MUMBAI, India: India has joined China in saying it will not cut back on oil imports from Iran, despite stiff new U.S. and European sanctions designed to pressure Tehran over its nuclear program.
“It is not possible for India to take any decision to reduce the import from Iran drastically because, after all, the countries which can provide the requirement of the emerging economy, Iran is an important country among them,” India’s finance minister Pranab Mukherjee told reporters Sunday in Chicago.
India and China together accounted for 34 percent of Iran’s oil exports from January to September of 2011 — slightly more than Europe, according to International Energy Agency data.
The move is likely to be seen as a political victory in Iran, but it’s unclear how Chinese and Indian companies will actually be able to pay for Iranian oil without running afoul of the sanctions, analysts said.
“It’s a blow,” said David Hartwell, senior Middle East analyst at IHS Jane’s, adding that Iran may have discounted prices to keep the Chinese and Indians on their side. “If you have two major countries like India and China saying they will not abide by the sanctions, that’s going to keep a vital line open for the Iranians to continue to sidestep the sanctions and get foreign capital.”
He said India and China could just be trying to buy time to diversify their oil supplies and may steer away from Iran, especially if Saudi Arabia — India’s largest source of oil imports — were to ramp up production and offer an attractively priced alternative.
The European Union last week imposed an oil embargo against Iran and froze the assets of its central bank. In December, the U.S. said it would bar financial institutions from the U.S. market if they do business with Iran’s central bank.
India and China are ravenous energy consumers and rely heavily on imported oil. Iranian oil accounts for 9 percent of India’s oil consumption and 6 percent of China’s, according to the latest data from the IEA.
Iran exports 2.5 million barrels of oil per day, about 3 percent of world supplies. About 500,000 barrels go to Europe and most of the rest goes to China, India, Japan and South Korea.
China has called for negotiations over Iran’s nuclear program. South Korea has been noncommittal about the sanctions, and Japan is seeking an exemption, saying its Iranian oil imports have steadily declined and probably will continue to do so.
Kyodo News agency reported that senior Japanese and U.S. officials on Thursday will hold their second meeting on the sanctions this month.
“I believe it may not be easy to come to a conclusion on this matter in the upcoming discussions,” Foreign Minister Koichiro Gemba said.
Western sanctions could make it harder for India to pay for the oil it gets from Iran. Past sanctions have already delayed payments by Indian oil importers, who have had to scramble to find banks willing to handle transactions with Iran.
India’s central bank governor D. Subbarao said last week that the current payment mechanism was “working fine,” though India was also “exploring other options,” which he declined to discuss.
Indian companies now reportedly route payments through Turkey’s Turkiye Halk Bankasi AS, after EU pressure forced German-based Europaisch-Iranische Handelsbank AG to stop handling the payments last year.
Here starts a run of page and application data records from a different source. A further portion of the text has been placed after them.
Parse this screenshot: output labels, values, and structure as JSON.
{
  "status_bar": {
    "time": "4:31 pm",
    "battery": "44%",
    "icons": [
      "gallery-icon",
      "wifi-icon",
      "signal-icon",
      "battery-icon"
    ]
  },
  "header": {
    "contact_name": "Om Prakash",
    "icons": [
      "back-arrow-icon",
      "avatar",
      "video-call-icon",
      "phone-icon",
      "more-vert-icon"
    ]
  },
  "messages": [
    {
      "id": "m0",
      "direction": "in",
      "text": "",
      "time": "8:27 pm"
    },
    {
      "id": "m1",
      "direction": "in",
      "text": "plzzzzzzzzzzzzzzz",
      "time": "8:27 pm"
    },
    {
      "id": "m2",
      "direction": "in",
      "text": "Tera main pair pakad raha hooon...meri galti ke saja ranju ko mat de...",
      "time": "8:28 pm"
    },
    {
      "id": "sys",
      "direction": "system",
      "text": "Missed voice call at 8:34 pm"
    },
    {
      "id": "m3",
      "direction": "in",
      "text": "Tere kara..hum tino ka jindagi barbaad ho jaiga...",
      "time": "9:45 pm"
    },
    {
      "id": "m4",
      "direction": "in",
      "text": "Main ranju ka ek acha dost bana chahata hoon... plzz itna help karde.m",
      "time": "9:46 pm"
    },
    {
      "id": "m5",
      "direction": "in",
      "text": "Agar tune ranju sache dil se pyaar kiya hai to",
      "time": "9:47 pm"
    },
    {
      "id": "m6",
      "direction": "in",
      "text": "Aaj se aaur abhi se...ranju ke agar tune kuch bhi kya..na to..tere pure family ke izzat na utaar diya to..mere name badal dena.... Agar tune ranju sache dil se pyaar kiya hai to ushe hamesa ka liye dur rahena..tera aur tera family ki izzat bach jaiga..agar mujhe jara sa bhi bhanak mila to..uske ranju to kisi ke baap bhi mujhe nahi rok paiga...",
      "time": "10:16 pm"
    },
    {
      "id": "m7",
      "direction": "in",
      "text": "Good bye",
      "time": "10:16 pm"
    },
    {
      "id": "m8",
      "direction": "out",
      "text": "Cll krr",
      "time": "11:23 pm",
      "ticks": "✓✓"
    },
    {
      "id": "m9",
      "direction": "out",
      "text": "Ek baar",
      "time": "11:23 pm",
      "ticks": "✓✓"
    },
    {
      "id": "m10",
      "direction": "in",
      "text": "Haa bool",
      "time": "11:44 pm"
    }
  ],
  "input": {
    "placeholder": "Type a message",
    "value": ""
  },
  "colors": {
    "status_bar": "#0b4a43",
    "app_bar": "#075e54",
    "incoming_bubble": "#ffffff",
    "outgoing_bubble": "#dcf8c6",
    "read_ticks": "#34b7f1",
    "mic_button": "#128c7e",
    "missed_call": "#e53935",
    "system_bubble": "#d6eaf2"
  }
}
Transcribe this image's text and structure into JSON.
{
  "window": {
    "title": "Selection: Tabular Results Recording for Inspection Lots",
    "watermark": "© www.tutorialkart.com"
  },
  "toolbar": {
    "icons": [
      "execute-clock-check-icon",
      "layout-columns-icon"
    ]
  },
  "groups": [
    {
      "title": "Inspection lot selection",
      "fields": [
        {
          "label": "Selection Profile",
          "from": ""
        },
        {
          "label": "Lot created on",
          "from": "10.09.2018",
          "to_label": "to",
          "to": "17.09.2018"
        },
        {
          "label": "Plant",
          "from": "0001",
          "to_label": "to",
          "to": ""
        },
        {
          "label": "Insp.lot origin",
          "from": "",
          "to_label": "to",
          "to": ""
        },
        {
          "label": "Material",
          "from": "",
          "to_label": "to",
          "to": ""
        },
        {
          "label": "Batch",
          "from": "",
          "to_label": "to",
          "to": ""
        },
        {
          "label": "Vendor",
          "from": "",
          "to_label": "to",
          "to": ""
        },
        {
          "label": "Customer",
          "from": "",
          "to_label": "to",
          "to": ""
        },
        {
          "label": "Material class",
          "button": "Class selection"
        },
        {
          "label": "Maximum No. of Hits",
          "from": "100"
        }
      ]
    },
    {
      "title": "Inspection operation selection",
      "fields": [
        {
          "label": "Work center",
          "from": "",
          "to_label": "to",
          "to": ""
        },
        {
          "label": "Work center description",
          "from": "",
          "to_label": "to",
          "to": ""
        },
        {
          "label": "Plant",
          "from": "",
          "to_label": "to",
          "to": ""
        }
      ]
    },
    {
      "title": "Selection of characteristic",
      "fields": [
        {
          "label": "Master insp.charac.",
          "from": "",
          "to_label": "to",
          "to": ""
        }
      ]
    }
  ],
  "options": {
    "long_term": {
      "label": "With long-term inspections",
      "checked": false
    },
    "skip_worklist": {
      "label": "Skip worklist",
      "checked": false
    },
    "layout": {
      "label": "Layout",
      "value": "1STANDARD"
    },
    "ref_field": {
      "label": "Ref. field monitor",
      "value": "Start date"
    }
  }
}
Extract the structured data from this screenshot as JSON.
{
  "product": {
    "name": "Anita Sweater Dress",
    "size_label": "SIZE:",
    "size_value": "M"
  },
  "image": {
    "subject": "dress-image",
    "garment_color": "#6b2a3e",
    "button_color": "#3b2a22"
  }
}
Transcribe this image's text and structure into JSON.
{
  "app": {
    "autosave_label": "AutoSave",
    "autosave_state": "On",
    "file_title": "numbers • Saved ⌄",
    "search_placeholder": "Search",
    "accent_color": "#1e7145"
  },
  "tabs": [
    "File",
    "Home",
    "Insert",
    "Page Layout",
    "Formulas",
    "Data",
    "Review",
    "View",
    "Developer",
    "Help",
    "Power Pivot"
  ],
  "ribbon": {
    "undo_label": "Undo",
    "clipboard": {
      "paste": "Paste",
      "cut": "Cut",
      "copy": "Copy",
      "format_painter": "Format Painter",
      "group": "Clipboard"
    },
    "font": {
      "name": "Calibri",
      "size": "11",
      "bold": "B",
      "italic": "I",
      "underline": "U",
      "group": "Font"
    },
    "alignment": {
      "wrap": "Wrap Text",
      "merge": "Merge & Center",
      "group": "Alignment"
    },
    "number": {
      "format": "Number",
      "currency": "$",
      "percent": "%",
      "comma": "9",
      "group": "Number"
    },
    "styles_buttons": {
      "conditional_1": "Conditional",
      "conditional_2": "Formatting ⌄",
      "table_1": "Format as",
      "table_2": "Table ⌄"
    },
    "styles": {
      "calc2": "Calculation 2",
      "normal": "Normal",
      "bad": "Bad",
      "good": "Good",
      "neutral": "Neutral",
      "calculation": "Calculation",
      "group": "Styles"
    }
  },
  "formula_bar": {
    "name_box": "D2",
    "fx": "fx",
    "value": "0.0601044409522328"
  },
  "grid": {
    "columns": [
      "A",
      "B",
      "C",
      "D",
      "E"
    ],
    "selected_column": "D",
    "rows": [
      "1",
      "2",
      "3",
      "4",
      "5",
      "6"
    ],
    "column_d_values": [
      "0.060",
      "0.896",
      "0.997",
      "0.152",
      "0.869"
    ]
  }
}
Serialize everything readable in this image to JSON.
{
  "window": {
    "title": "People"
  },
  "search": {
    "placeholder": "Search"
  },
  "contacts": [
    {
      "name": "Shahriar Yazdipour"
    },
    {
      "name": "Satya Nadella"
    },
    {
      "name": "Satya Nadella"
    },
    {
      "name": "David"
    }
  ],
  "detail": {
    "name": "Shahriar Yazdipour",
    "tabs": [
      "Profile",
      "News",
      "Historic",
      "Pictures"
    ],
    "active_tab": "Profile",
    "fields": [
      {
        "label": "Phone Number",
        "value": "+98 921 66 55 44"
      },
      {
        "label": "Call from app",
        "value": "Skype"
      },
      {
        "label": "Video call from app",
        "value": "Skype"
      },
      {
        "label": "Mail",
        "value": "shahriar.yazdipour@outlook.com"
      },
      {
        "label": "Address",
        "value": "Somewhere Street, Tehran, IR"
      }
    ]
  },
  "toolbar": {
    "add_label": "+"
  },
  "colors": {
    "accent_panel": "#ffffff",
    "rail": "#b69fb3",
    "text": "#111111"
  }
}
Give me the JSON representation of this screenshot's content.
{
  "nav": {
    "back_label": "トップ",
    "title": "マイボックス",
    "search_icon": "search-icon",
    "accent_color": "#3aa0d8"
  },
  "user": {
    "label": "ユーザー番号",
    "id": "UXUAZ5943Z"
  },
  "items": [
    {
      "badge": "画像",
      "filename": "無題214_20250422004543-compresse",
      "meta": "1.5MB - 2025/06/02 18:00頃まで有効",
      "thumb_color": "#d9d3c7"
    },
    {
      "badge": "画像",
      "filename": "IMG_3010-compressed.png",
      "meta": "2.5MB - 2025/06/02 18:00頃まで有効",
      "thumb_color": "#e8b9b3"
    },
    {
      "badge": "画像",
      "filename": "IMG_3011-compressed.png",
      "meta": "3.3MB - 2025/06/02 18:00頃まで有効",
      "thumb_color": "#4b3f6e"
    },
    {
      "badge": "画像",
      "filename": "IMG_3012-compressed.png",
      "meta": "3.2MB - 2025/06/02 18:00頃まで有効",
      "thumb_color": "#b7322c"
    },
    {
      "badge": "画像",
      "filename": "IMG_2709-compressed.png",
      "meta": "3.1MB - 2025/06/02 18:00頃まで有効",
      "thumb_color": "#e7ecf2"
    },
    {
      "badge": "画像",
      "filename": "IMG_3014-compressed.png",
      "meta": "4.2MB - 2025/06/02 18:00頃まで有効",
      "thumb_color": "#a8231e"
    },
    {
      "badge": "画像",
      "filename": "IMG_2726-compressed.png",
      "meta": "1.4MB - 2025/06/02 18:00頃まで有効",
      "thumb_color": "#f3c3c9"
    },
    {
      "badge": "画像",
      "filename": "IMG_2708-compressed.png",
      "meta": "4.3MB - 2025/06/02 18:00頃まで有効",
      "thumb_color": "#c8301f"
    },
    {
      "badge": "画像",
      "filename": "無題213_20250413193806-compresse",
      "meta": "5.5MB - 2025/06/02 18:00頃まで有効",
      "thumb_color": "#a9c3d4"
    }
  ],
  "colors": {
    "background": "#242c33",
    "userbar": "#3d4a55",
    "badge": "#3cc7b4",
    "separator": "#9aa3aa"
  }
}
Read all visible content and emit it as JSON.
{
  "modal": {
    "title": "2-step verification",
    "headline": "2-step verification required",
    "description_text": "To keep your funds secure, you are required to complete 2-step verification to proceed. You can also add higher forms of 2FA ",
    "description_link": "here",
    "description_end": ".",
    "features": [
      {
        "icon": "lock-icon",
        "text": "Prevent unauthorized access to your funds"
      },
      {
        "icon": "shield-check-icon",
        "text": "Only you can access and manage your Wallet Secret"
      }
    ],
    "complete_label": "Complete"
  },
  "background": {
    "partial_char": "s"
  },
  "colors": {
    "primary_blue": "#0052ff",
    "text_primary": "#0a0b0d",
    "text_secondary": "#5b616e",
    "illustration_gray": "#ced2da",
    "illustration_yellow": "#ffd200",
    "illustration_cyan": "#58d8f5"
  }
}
IHS Jane’s energy analyst Catherine Hunter said Turkey is unlikely to shut down that route immediately, noting that Turkish oil refiner Tupras also uses this payment mechanism.
“But this route remains susceptible to external pressure,” she added by email. “India is now discussing rupee based payments and direct trade — however that has a number of drawbacks for Iran given the trade imbalance and restrictions on use. China isn’t publicly discussing options but I imagine other currency payments are also on the cards there.”
The U.S. and its allies believe Iran is using oil revenues to develop nuclear weapons, but Tehran insists its nuclear program is purely for peaceful purposes.